Material for the task Start Marker
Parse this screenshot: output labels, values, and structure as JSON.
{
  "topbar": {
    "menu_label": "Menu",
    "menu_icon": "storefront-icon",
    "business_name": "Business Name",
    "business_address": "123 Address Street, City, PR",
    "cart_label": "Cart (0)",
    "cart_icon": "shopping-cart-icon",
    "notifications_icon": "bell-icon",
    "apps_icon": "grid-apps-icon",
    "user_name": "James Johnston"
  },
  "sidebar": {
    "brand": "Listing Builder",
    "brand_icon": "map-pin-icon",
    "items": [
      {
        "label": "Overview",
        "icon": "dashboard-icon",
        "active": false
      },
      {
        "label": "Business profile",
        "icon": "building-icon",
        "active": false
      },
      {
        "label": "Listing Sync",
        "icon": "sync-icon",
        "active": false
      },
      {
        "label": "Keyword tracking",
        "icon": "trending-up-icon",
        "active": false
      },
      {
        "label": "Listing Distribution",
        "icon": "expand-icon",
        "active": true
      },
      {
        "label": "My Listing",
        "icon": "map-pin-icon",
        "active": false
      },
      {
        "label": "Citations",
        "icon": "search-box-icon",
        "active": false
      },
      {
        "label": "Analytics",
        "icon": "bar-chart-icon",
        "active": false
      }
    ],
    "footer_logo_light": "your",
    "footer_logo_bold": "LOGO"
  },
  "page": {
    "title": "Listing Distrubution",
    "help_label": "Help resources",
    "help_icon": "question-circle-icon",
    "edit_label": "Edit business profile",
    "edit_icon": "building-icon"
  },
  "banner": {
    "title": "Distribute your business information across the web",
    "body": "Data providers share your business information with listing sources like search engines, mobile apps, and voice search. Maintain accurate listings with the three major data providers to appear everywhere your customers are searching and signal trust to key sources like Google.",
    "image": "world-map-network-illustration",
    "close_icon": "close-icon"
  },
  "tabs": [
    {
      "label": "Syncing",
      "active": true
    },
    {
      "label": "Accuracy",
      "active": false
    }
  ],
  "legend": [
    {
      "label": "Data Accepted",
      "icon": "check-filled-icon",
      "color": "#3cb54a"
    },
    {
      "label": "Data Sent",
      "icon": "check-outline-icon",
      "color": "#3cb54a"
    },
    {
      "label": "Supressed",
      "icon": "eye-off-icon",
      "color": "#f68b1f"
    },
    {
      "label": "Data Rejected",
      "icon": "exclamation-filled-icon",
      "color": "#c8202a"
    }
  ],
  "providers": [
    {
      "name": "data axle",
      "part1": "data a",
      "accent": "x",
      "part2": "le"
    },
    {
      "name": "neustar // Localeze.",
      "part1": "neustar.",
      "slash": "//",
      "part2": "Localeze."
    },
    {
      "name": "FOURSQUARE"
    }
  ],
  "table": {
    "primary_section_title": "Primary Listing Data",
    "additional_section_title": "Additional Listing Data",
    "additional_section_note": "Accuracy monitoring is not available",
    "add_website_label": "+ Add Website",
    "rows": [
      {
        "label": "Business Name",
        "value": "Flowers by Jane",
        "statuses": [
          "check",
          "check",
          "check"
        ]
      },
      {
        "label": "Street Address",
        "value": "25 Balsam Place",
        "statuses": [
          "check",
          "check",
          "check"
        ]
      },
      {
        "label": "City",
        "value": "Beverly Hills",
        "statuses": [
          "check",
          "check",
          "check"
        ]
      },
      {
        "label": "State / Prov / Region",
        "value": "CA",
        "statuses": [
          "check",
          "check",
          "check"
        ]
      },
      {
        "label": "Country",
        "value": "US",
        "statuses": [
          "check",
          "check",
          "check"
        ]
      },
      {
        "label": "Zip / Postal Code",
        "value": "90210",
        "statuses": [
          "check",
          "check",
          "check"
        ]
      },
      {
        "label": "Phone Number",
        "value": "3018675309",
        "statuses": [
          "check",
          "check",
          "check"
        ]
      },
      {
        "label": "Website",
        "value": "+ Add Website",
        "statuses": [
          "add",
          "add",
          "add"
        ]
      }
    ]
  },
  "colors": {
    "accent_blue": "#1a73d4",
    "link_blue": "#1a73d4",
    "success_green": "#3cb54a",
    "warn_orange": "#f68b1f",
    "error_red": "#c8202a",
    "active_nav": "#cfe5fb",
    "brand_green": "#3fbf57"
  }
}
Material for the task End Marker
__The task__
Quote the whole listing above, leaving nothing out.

__Finished exercise__
Parse this screenshot: output labels, values, and structure as JSON.
{
  "topbar": {
    "menu_label": "Menu",
    "menu_icon": "storefront-icon",
    "business_name": "Business Name",
    "business_address": "123 Address Street, City, PR",
    "cart_label": "Cart (0)",
    "cart_icon": "shopping-cart-icon",
    "notifications_icon": "bell-icon",
    "apps_icon": "grid-apps-icon",
    "user_name": "James Johnston"
  },
  "sidebar": {
    "brand": "Listing Builder",
    "brand_icon": "map-pin-icon",
    "items": [
      {
        "label": "Overview",
        "icon": "dashboard-icon",
        "active": false
      },
      {
        "label": "Business profile",
        "icon": "building-icon",
        "active": false
      },
      {
        "label": "Listing Sync",
        "icon": "sync-icon",
        "active": false
      },
      {
        "label": "Keyword tracking",
        "icon": "trending-up-icon",
        "active": false
      },
      {
        "label": "Listing Distribution",
        "icon": "expand-icon",
        "active": true
      },
      {
        "label": "My Listing",
        "icon": "map-pin-icon",
        "active": false
      },
      {
        "label": "Citations",
        "icon": "search-box-icon",
        "active": false
      },
      {
        "label": "Analytics",
        "icon": "bar-chart-icon",
        "active": false
      }
    ],
    "footer_logo_light": "your",
    "footer_logo_bold": "LOGO"
  },
  "page": {
    "title": "Listing Distrubution",
    "help_label": "Help resources",
    "help_icon": "question-circle-icon",
    "edit_label": "Edit business profile",
    "edit_icon": "building-icon"
  },
  "banner": {
    "title": "Distribute your business information across the web",
    "body": "Data providers share your business information with listing sources like search engines, mobile apps, and voice search. Maintain accurate listings with the three major data providers to appear everywhere your customers are searching and signal trust to key sources like Google.",
    "image": "world-map-network-illustration",
    "close_icon": "close-icon"
  },
  "tabs": [
    {
      "label": "Syncing",
      "active": true
    },
    {
      "label": "Accuracy",
      "active": false
    }
  ],
  "legend": [
    {
      "label": "Data Accepted",
      "icon": "check-filled-icon",
      "color": "#3cb54a"
    },
    {
      "label": "Data Sent",
      "icon": "check-outline-icon",
      "color": "#3cb54a"
    },
    {
      "label": "Supressed",
      "icon": "eye-off-icon",
      "color": "#f68b1f"
    },
    {
      "label": "Data Rejected",
      "icon": "exclamation-filled-icon",
      "color": "#c8202a"
    }
  ],
  "providers": [
    {
      "name": "data axle",
      "part1": "data a",
      "accent": "x",
      "part2": "le"
    },
    {
      "name": "neustar // Localeze.",
      "part1": "neustar.",
      "slash": "//",
      "part2": "Localeze."
    },
    {
      "name": "FOURSQUARE"
    }
  ],
  "table": {
    "primary_section_title": "Primary Listing Data",
    "additional_section_title": "Additional Listing Data",
    "additional_section_note": "Accuracy monitoring is not available",
    "add_website_label": "+ Add Website",
    "rows": [
      {
        "label": "Business Name",
        "value": "Flowers by Jane",
        "statuses": [
          "check",
          "check",
          "check"
        ]
      },
      {
        "label": "Street Address",
        "value": "25 Balsam Place",
        "statuses": [
          "check",
          "check",
          "check"
        ]
      },
      {
        "label": "City",
        "value": "Beverly Hills",
        "statuses": [
          "check",
          "check",
          "check"
        ]
      },
      {
        "label": "State / Prov / Region",
        "value": "CA",
        "statuses": [
          "check",
          "check",
          "check"
        ]
      },
      {
        "label": "Country",
        "value": "US",
        "statuses": [
          "check",
          "check",
          "check"
        ]
      },
      {
        "label": "Zip / Postal Code",
        "value": "90210",
        "statuses": [
          "check",
          "check",
          "check"
        ]
      },
      {
        "label": "Phone Number",
        "value": "3018675309",
        "statuses": [
          "check",
          "check",
          "check"
        ]
      },
      {
        "label": "Website",
        "value": "+ Add Website",
        "statuses": [
          "add",
          "add",
          "add"
        ]
      }
    ]
  },
  "colors": {
    "accent_blue": "#1a73d4",
    "link_blue": "#1a73d4",
    "success_green": "#3cb54a",
    "warn_orange": "#f68b1f",
    "error_red": "#c8202a",
    "active_nav": "#cfe5fb",
    "brand_green": "#3fbf57"
  }
}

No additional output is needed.